The plan:

I keep accumulating stuff, but I hate tidying and house cleaning. So when I came across the Becoming Minimalist website earlier this year, what it said made a lot of sense. I’d also been listening with envy as some friends embarked on “100 things” challenges (giving or selling their belongings until they only had 100), and kept thinking how much nicer life would be if only I didn’t have so much clutter.

I had somewhat of an epiphany, the same kind Liz Gilbert has in her bathroom when she prays for an answer to her life dilemmas and a calm voice in her head tells her to “Go back to bed”. Well, the voice in my head said “Tidy your room”.

So I started doing just that around February, giving a few unused things away (how good that felt!) and when March came I though I’d keep the momentum going with a three-pronged approach:

  1. Give stuff away: Unworn clothes, unloved gifts, uncomfortable shoes, uninspiring books, and all sorts that fill 75% of my cupboards
  2. Use what I’ve already bought: apart from the bedroom there’s also clutter in the kitchen (8 jams, 4 soy sauces, uncounted near-empty pasta bags); in the bathroom (cosmetics abandoned after I bought shinier ones); on every shelf where books gather dust while I buy more
  3. Buy only what I need: Only buy stuff that I haven’t already got (see above), and that I either really need, or will makes me really, really happy

What actually happened:

Folks, I’m sorry to say but life took over (at least some kind of life). I had a humongous project at work which meant head-down on the computer all day and many evenings, thus guaranteeing more untidy mess, unsorted cupboards and dust gathering on my belongings.

But the actual worst was the constant buying of take-away cappuccinos, crisps, biscuits and whatever junk snacks would see me through the day : the ultimate unnecessary purchase, which not only empties your wallet and but actually makes you feel sick.

Of course I didn’t get round to donating anything, not even sorting piles of stuff to donate.

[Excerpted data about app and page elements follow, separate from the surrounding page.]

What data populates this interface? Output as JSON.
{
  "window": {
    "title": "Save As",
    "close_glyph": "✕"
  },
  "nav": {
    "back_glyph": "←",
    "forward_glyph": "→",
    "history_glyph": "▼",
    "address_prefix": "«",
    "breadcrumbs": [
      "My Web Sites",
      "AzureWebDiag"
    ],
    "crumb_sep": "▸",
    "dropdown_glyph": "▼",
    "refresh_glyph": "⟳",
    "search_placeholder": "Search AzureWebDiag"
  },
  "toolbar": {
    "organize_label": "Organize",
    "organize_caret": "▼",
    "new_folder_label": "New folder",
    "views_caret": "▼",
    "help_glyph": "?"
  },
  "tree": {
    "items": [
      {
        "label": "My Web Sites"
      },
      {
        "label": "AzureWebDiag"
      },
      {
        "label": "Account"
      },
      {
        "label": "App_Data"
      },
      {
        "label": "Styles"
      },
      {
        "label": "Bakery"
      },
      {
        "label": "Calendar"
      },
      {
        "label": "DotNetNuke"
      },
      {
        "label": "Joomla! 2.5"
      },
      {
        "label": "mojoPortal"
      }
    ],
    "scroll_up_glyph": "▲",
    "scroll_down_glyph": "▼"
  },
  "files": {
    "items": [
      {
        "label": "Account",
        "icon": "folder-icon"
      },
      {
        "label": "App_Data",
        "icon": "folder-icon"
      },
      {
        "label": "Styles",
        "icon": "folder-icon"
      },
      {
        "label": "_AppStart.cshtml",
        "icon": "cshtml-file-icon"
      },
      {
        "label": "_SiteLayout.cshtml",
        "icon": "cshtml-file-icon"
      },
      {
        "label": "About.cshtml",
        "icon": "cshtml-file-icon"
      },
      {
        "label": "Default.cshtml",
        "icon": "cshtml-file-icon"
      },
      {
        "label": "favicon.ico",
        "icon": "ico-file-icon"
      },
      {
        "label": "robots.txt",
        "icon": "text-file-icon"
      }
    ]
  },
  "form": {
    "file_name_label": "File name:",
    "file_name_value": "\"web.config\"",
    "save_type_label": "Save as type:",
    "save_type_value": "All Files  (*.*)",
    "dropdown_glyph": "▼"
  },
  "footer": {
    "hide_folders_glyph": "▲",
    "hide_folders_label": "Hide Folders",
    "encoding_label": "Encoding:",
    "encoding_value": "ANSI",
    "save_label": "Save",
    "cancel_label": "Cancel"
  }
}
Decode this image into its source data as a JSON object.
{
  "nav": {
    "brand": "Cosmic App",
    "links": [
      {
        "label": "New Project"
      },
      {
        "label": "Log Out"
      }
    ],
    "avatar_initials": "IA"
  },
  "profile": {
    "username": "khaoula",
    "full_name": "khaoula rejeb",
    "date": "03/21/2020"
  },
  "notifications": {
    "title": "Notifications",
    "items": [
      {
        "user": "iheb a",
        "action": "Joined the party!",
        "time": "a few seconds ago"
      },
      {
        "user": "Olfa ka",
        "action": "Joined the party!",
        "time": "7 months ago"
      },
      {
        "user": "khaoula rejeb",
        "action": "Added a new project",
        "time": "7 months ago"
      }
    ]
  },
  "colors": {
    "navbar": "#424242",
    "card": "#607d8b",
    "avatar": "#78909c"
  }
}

On the upside, I didn’t have time to buy anything much other than comfort foods, and the odd Kindle book (which is also cheating, but at least they don’t take much space).

What I’ve learnt:

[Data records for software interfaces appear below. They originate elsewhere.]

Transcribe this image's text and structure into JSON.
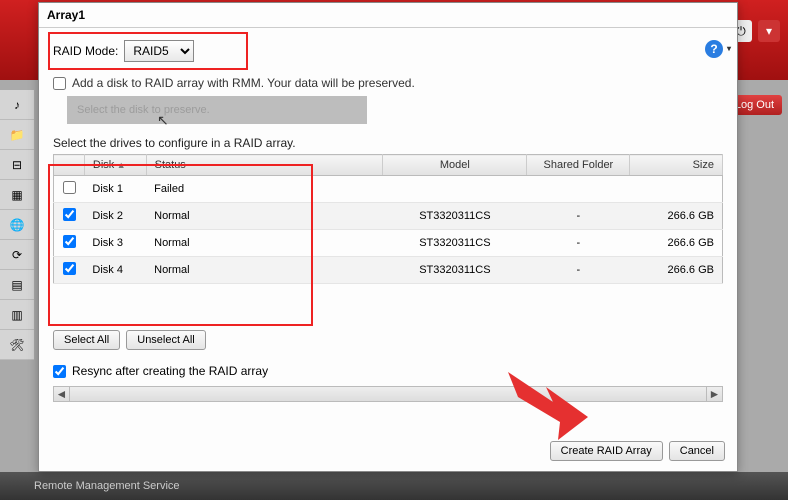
{
  "background": {
    "logout": "Log Out",
    "rms": "Remote Management\nService"
  },
  "dialog": {
    "title": "Array1",
    "raid_mode_label": "RAID Mode:",
    "raid_mode_value": "RAID5",
    "rmm_label": "Add a disk to RAID array with RMM. Your data will be preserved.",
    "disabled_text": "Select the disk to preserve.",
    "instruct": "Select the drives to configure in a RAID array.",
    "columns": {
      "disk": "Disk",
      "status": "Status",
      "model": "Model",
      "shared": "Shared Folder",
      "size": "Size"
    },
    "rows": [
      {
        "checked": false,
        "disk": "Disk 1",
        "status": "Failed",
        "model": "",
        "shared": "",
        "size": ""
      },
      {
        "checked": true,
        "disk": "Disk 2",
        "status": "Normal",
        "model": "ST3320311CS",
        "shared": "-",
        "size": "266.6 GB"
      },
      {
        "checked": true,
        "disk": "Disk 3",
        "status": "Normal",
        "model": "ST3320311CS",
        "shared": "-",
        "size": "266.6 GB"
      },
      {
        "checked": true,
        "disk": "Disk 4",
        "status": "Normal",
        "model": "ST3320311CS",
        "shared": "-",
        "size": "266.6 GB"
      }
    ],
    "select_all": "Select All",
    "unselect_all": "Unselect All",
    "resync_label": "Resync after creating the RAID array",
    "create": "Create RAID Array",
    "cancel": "Cancel"
  }
}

I DID realise exactly how much stuff I own that I don’t need: that I bought for the wrong reasons, or was given and kept for the wrong reasons; including items no-one remembers buying but just somehow got itself into the house.

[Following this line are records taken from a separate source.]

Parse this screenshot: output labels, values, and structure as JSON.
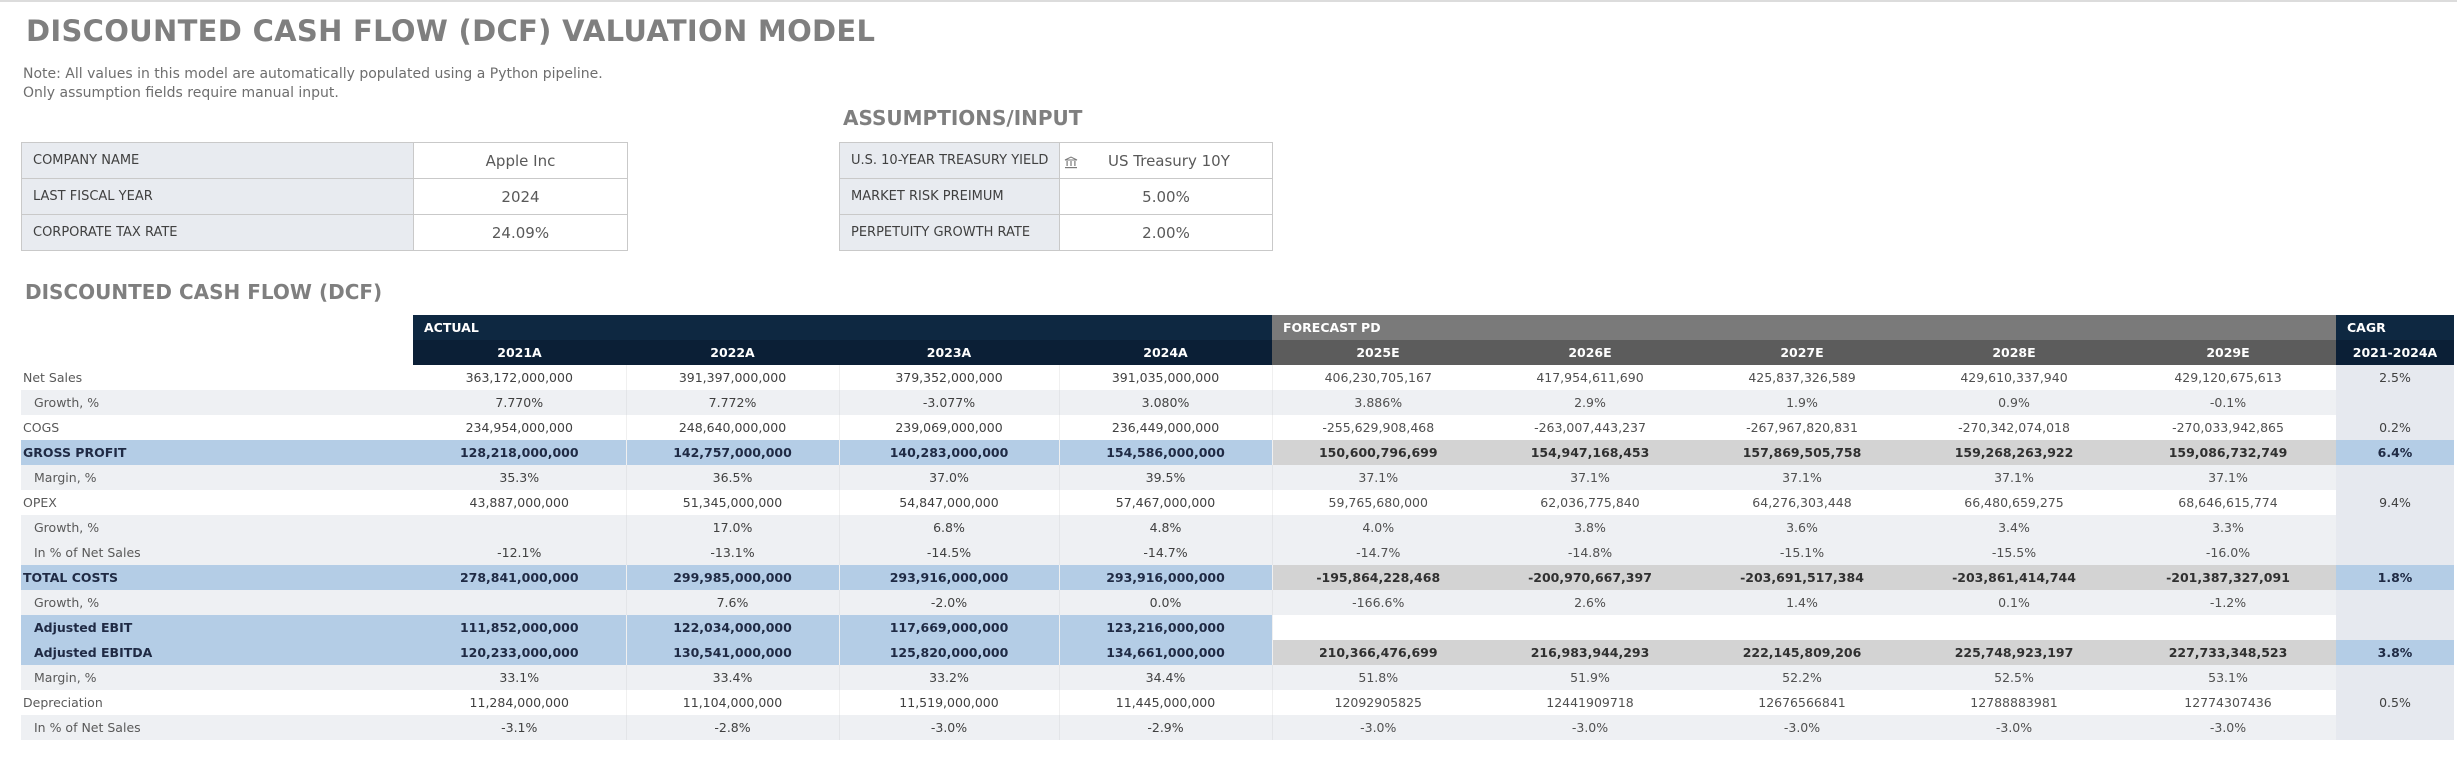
{
  "title": "DISCOUNTED CASH FLOW (DCF) VALUATION MODEL",
  "note": "Note: All values in this model are automatically populated using a Python pipeline. Only assumption fields require manual input.",
  "assumptions_title": "ASSUMPTIONS/INPUT",
  "dcf_title": "DISCOUNTED CASH FLOW (DCF)",
  "company": {
    "rows": [
      {
        "label": "COMPANY NAME",
        "value": "Apple Inc"
      },
      {
        "label": "LAST FISCAL YEAR",
        "value": "2024"
      },
      {
        "label": "CORPORATE TAX RATE",
        "value": "24.09%"
      }
    ]
  },
  "assumptions": {
    "rows": [
      {
        "label": "U.S. 10-YEAR TREASURY YIELD",
        "value": "US Treasury 10Y",
        "icon": "bank-icon"
      },
      {
        "label": "MARKET RISK PREIMUM",
        "value": "5.00%"
      },
      {
        "label": "PERPETUITY GROWTH RATE",
        "value": "2.00%"
      }
    ]
  },
  "dcf": {
    "group_actual": "ACTUAL",
    "group_forecast": "FORECAST PD",
    "group_cagr": "CAGR",
    "years_actual": [
      "2021A",
      "2022A",
      "2023A",
      "2024A"
    ],
    "years_forecast": [
      "2025E",
      "2026E",
      "2027E",
      "2028E",
      "2029E"
    ],
    "cagr_period": "2021-2024A",
    "rows": [
      {
        "label": "Net Sales",
        "actual": [
          "363,172,000,000",
          "391,397,000,000",
          "379,352,000,000",
          "391,035,000,000"
        ],
        "forecast": [
          "406,230,705,167",
          "417,954,611,690",
          "425,837,326,589",
          "429,610,337,940",
          "429,120,675,613"
        ],
        "cagr": "2.5%"
      },
      {
        "label": "Growth, %",
        "actual": [
          "7.770%",
          "7.772%",
          "-3.077%",
          "3.080%"
        ],
        "forecast": [
          "3.886%",
          "2.9%",
          "1.9%",
          "0.9%",
          "-0.1%"
        ],
        "cagr": ""
      },
      {
        "label": "COGS",
        "actual": [
          "234,954,000,000",
          "248,640,000,000",
          "239,069,000,000",
          "236,449,000,000"
        ],
        "forecast": [
          "-255,629,908,468",
          "-263,007,443,237",
          "-267,967,820,831",
          "-270,342,074,018",
          "-270,033,942,865"
        ],
        "cagr": "0.2%"
      },
      {
        "label": "GROSS PROFIT",
        "actual": [
          "128,218,000,000",
          "142,757,000,000",
          "140,283,000,000",
          "154,586,000,000"
        ],
        "forecast": [
          "150,600,796,699",
          "154,947,168,453",
          "157,869,505,758",
          "159,268,263,922",
          "159,086,732,749"
        ],
        "cagr": "6.4%"
      },
      {
        "label": "Margin, %",
        "actual": [
          "35.3%",
          "36.5%",
          "37.0%",
          "39.5%"
        ],
        "forecast": [
          "37.1%",
          "37.1%",
          "37.1%",
          "37.1%",
          "37.1%"
        ],
        "cagr": ""
      },
      {
        "label": "OPEX",
        "actual": [
          "43,887,000,000",
          "51,345,000,000",
          "54,847,000,000",
          "57,467,000,000"
        ],
        "forecast": [
          "59,765,680,000",
          "62,036,775,840",
          "64,276,303,448",
          "66,480,659,275",
          "68,646,615,774"
        ],
        "cagr": "9.4%"
      },
      {
        "label": "Growth, %",
        "actual": [
          "",
          "17.0%",
          "6.8%",
          "4.8%"
        ],
        "forecast": [
          "4.0%",
          "3.8%",
          "3.6%",
          "3.4%",
          "3.3%"
        ],
        "cagr": ""
      },
      {
        "label": "In % of Net Sales",
        "actual": [
          "-12.1%",
          "-13.1%",
          "-14.5%",
          "-14.7%"
        ],
        "forecast": [
          "-14.7%",
          "-14.8%",
          "-15.1%",
          "-15.5%",
          "-16.0%"
        ],
        "cagr": ""
      },
      {
        "label": "TOTAL COSTS",
        "actual": [
          "278,841,000,000",
          "299,985,000,000",
          "293,916,000,000",
          "293,916,000,000"
        ],
        "forecast": [
          "-195,864,228,468",
          "-200,970,667,397",
          "-203,691,517,384",
          "-203,861,414,744",
          "-201,387,327,091"
        ],
        "cagr": "1.8%"
      },
      {
        "label": "Growth, %",
        "actual": [
          "",
          "7.6%",
          "-2.0%",
          "0.0%"
        ],
        "forecast": [
          "-166.6%",
          "2.6%",
          "1.4%",
          "0.1%",
          "-1.2%"
        ],
        "cagr": ""
      },
      {
        "label": "Adjusted EBIT",
        "actual": [
          "111,852,000,000",
          "122,034,000,000",
          "117,669,000,000",
          "123,216,000,000"
        ],
        "forecast": [
          "",
          "",
          "",
          "",
          ""
        ],
        "cagr": ""
      },
      {
        "label": "Adjusted EBITDA",
        "actual": [
          "120,233,000,000",
          "130,541,000,000",
          "125,820,000,000",
          "134,661,000,000"
        ],
        "forecast": [
          "210,366,476,699",
          "216,983,944,293",
          "222,145,809,206",
          "225,748,923,197",
          "227,733,348,523"
        ],
        "cagr": "3.8%"
      },
      {
        "label": "Margin, %",
        "actual": [
          "33.1%",
          "33.4%",
          "33.2%",
          "34.4%"
        ],
        "forecast": [
          "51.8%",
          "51.9%",
          "52.2%",
          "52.5%",
          "53.1%"
        ],
        "cagr": ""
      },
      {
        "label": "Depreciation",
        "actual": [
          "11,284,000,000",
          "11,104,000,000",
          "11,519,000,000",
          "11,445,000,000"
        ],
        "forecast": [
          "12092905825",
          "12441909718",
          "12676566841",
          "12788883981",
          "12774307436"
        ],
        "cagr": "0.5%"
      },
      {
        "label": "In % of Net Sales",
        "actual": [
          "-3.1%",
          "-2.8%",
          "-3.0%",
          "-2.9%"
        ],
        "forecast": [
          "-3.0%",
          "-3.0%",
          "-3.0%",
          "-3.0%",
          "-3.0%"
        ],
        "cagr": ""
      }
    ]
  }
}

As I considered what to part with and what to keep “later when I have time”, I became increasingly uncomfortable with not only how much space, but ultimately time, money, and worry all these redundant things accumulated to.

It also became increasingly clear while accumulating stuff doesn’t make me happy, some things in particular do. Some of my belongings actually make me smile or feel comforted and using them feel indulgent and luxurious every single time – a stylish handbag, a pretty cup, a lovely hand-cream. T

So while I will be happy to have fewer things, I will also be more mindful in the future of buying only the sort of things that tickle me with happiness every time I look at them.

I was also interested to notice that the reasons I keep clutter in my house reflect, in some sort of annoying metaphor, those that account for the “emotional clutter” in my life:

  • Analysis Paralysis (do I keep this? do I not?)
  • Imaginary obligations (towards keeping gifts, or expensive purchases)
  • Fear (of letting go, of not having enough)
  • Procrastination (I’ll take that pile to the charity shop… tomorrow)

So, in fact, getting rid of house clutter may open a whole new life for me. In fact maybe a failed monthly challenge will be a first step towards my new “less is more” life…

Top tip for those who might give it a go:

De-cluttering is ultimately about honesty with yourself and learning to distinguish what you really need from what you’re holding on to for the wrong reasons.

As you clear the physical mess in your house you get to reflect on your choices and values, what you want to leave behind, and what more of in the future.

A chance to go off auto-pilot, and take responsibility for own your choices.